### Exercise
From first line to last, output the records below exactly.

* * * * * * * * *

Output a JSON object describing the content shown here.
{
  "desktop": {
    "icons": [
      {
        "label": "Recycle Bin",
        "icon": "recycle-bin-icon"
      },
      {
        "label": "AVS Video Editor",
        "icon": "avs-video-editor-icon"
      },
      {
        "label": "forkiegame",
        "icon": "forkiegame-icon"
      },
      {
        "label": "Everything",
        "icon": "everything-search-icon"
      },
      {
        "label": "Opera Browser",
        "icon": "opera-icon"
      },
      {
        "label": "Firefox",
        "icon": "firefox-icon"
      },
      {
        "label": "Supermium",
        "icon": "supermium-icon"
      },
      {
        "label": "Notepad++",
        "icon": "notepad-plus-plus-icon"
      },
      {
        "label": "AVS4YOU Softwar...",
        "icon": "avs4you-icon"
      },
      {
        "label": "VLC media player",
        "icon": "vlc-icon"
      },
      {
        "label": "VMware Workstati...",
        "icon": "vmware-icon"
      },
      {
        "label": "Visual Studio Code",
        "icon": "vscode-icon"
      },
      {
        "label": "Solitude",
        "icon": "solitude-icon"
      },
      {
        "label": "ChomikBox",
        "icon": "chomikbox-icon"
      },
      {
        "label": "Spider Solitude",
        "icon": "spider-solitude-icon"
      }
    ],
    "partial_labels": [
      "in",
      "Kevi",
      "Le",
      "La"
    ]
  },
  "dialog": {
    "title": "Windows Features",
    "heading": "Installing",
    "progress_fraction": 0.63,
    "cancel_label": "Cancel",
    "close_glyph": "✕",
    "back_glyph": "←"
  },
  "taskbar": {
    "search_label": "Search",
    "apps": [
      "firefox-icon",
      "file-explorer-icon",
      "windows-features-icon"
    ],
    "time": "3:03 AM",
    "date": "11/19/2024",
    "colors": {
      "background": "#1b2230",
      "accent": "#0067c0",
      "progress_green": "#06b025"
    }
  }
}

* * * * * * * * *

### Exercise response
Output a JSON object describing the content shown here.
{
  "desktop": {
    "icons": [
      {
        "label": "Recycle Bin",
        "icon": "recycle-bin-icon"
      },
      {
        "label": "AVS Video Editor",
        "icon": "avs-video-editor-icon"
      },
      {
        "label": "forkiegame",
        "icon": "forkiegame-icon"
      },
      {
        "label": "Everything",
        "icon": "everything-search-icon"
      },
      {
        "label": "Opera Browser",
        "icon": "opera-icon"
      },
      {
        "label": "Firefox",
        "icon": "firefox-icon"
      },
      {
        "label": "Supermium",
        "icon": "supermium-icon"
      },
      {
        "label": "Notepad++",
        "icon": "notepad-plus-plus-icon"
      },
      {
        "label": "AVS4YOU Softwar...",
        "icon": "avs4you-icon"
      },
      {
        "label": "VLC media player",
        "icon": "vlc-icon"
      },
      {
        "label": "VMware Workstati...",
        "icon": "vmware-icon"
      },
      {
        "label": "Visual Studio Code",
        "icon": "vscode-icon"
      },
      {
        "label": "Solitude",
        "icon": "solitude-icon"
      },
      {
        "label": "ChomikBox",
        "icon": "chomikbox-icon"
      },
      {
        "label": "Spider Solitude",
        "icon": "spider-solitude-icon"
      }
    ],
    "partial_labels": [
      "in",
      "Kevi",
      "Le",
      "La"
    ]
  },
  "dialog": {
    "title": "Windows Features",
    "heading": "Installing",
    "progress_fraction": 0.63,
    "cancel_label": "Cancel",
    "close_glyph": "✕",
    "back_glyph": "←"
  },
  "taskbar": {
    "search_label": "Search",
    "apps": [
      "firefox-icon",
      "file-explorer-icon",
      "windows-features-icon"
    ],
    "time": "3:03 AM",
    "date": "11/19/2024",
    "colors": {
      "background": "#1b2230",
      "accent": "#0067c0",
      "progress_green": "#06b025"
    }
  }
}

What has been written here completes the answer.